_WHAT TO DO_
Where an image appears in the data, omit it and reproduce the rest exactly.

[Web page and app entries]
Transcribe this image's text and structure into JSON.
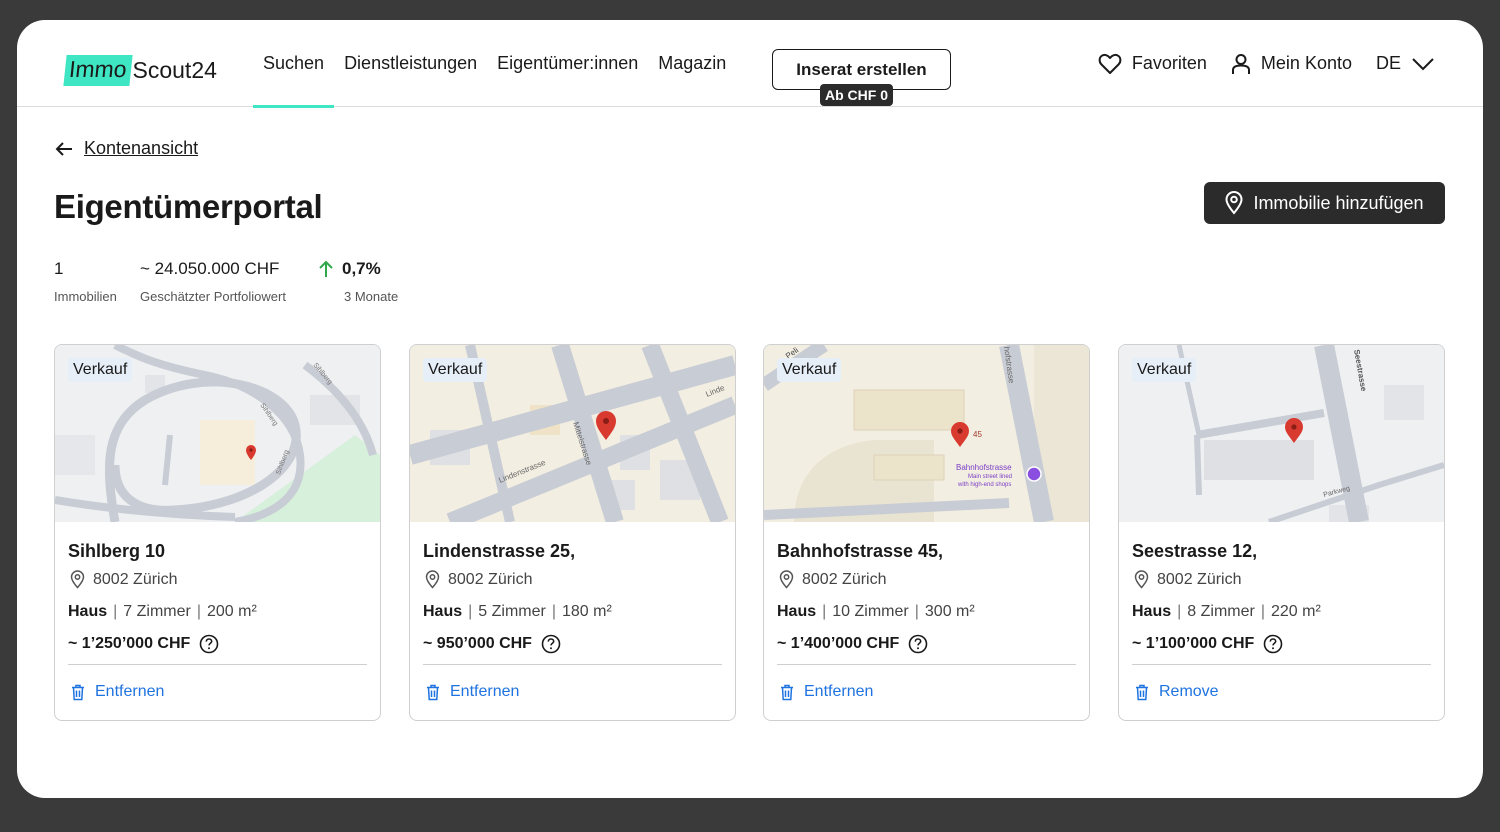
{
  "header": {
    "logo_immo": "Immo",
    "logo_scout": "Scout24",
    "nav": [
      {
        "label": "Suchen"
      },
      {
        "label": "Dienstleistungen"
      },
      {
        "label": "Eigentümer:innen"
      },
      {
        "label": "Magazin"
      }
    ],
    "cta_label": "Inserat erstellen",
    "cta_badge": "Ab CHF 0",
    "favorites": "Favoriten",
    "account": "Mein Konto",
    "language": "DE"
  },
  "back_link": "Kontenansicht",
  "page_title": "Eigentümerportal",
  "add_property_button": "Immobilie hinzufügen",
  "stats": {
    "count_value": "1",
    "count_label": "Immobilien",
    "value_value": "~ 24.050.000 CHF",
    "value_label": "Geschätzter Portfoliowert",
    "change_value": "0,7%",
    "change_label": "3 Monate"
  },
  "properties": [
    {
      "tag": "Verkauf",
      "address": "Sihlberg 10",
      "city": "8002 Zürich",
      "type": "Haus",
      "rooms": "7 Zimmer",
      "area": "200 m²",
      "price": "~ 1’250’000 CHF",
      "remove": "Entfernen"
    },
    {
      "tag": "Verkauf",
      "address": "Lindenstrasse 25,",
      "city": "8002 Zürich",
      "type": "Haus",
      "rooms": "5 Zimmer",
      "area": "180 m²",
      "price": "~ 950’000 CHF",
      "remove": "Entfernen"
    },
    {
      "tag": "Verkauf",
      "address": "Bahnhofstrasse 45,",
      "city": "8002 Zürich",
      "type": "Haus",
      "rooms": "10 Zimmer",
      "area": "300 m²",
      "price": "~ 1’400’000 CHF",
      "remove": "Entfernen"
    },
    {
      "tag": "Verkauf",
      "address": "Seestrasse 12,",
      "city": "8002 Zürich",
      "type": "Haus",
      "rooms": "8 Zimmer",
      "area": "220 m²",
      "price": "~ 1’100’000 CHF",
      "remove": "Remove"
    }
  ],
  "map_labels": {
    "m1": [
      "Sihlberg",
      "Sihlberg",
      "Sihlberg"
    ],
    "m2": [
      "Lindenstrasse",
      "Mittelstrasse",
      "Linde"
    ],
    "m3": [
      "hofstrasse",
      "45",
      "Bahnhofstrasse",
      "Main street lined",
      "with high-end shops",
      "Peli"
    ],
    "m4": [
      "Seestrasse",
      "Parkweg"
    ]
  },
  "colors": {
    "accent": "#3ee6c3",
    "link": "#1f73e0",
    "dark": "#2b2b2b",
    "up": "#2ea84a",
    "pin": "#d93a2f"
  }
}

_SOLUTION FOR THIS TASK_
Transcribe this image's text and structure into JSON.
{
  "header": {
    "logo_immo": "Immo",
    "logo_scout": "Scout24",
    "nav": [
      {
        "label": "Suchen"
      },
      {
        "label": "Dienstleistungen"
      },
      {
        "label": "Eigentümer:innen"
      },
      {
        "label": "Magazin"
      }
    ],
    "cta_label": "Inserat erstellen",
    "cta_badge": "Ab CHF 0",
    "favorites": "Favoriten",
    "account": "Mein Konto",
    "language": "DE"
  },
  "back_link": "Kontenansicht",
  "page_title": "Eigentümerportal",
  "add_property_button": "Immobilie hinzufügen",
  "stats": {
    "count_value": "1",
    "count_label": "Immobilien",
    "value_value": "~ 24.050.000 CHF",
    "value_label": "Geschätzter Portfoliowert",
    "change_value": "0,7%",
    "change_label": "3 Monate"
  },
  "properties": [
    {
      "tag": "Verkauf",
      "address": "Sihlberg 10",
      "city": "8002 Zürich",
      "type": "Haus",
      "rooms": "7 Zimmer",
      "area": "200 m²",
      "price": "~ 1’250’000 CHF",
      "remove": "Entfernen"
    },
    {
      "tag": "Verkauf",
      "address": "Lindenstrasse 25,",
      "city": "8002 Zürich",
      "type": "Haus",
      "rooms": "5 Zimmer",
      "area": "180 m²",
      "price": "~ 950’000 CHF",
      "remove": "Entfernen"
    },
    {
      "tag": "Verkauf",
      "address": "Bahnhofstrasse 45,",
      "city": "8002 Zürich",
      "type": "Haus",
      "rooms": "10 Zimmer",
      "area": "300 m²",
      "price": "~ 1’400’000 CHF",
      "remove": "Entfernen"
    },
    {
      "tag": "Verkauf",
      "address": "Seestrasse 12,",
      "city": "8002 Zürich",
      "type": "Haus",
      "rooms": "8 Zimmer",
      "area": "220 m²",
      "price": "~ 1’100’000 CHF",
      "remove": "Remove"
    }
  ],
  "map_labels": {
    "m1": [
      "Sihlberg",
      "Sihlberg",
      "Sihlberg"
    ],
    "m2": [
      "Lindenstrasse",
      "Mittelstrasse",
      "Linde"
    ],
    "m3": [
      "hofstrasse",
      "45",
      "Bahnhofstrasse",
      "Main street lined",
      "with high-end shops",
      "Peli"
    ],
    "m4": [
      "Seestrasse",
      "Parkweg"
    ]
  },
  "colors": {
    "accent": "#3ee6c3",
    "link": "#1f73e0",
    "dark": "#2b2b2b",
    "up": "#2ea84a",
    "pin": "#d93a2f"
  }
}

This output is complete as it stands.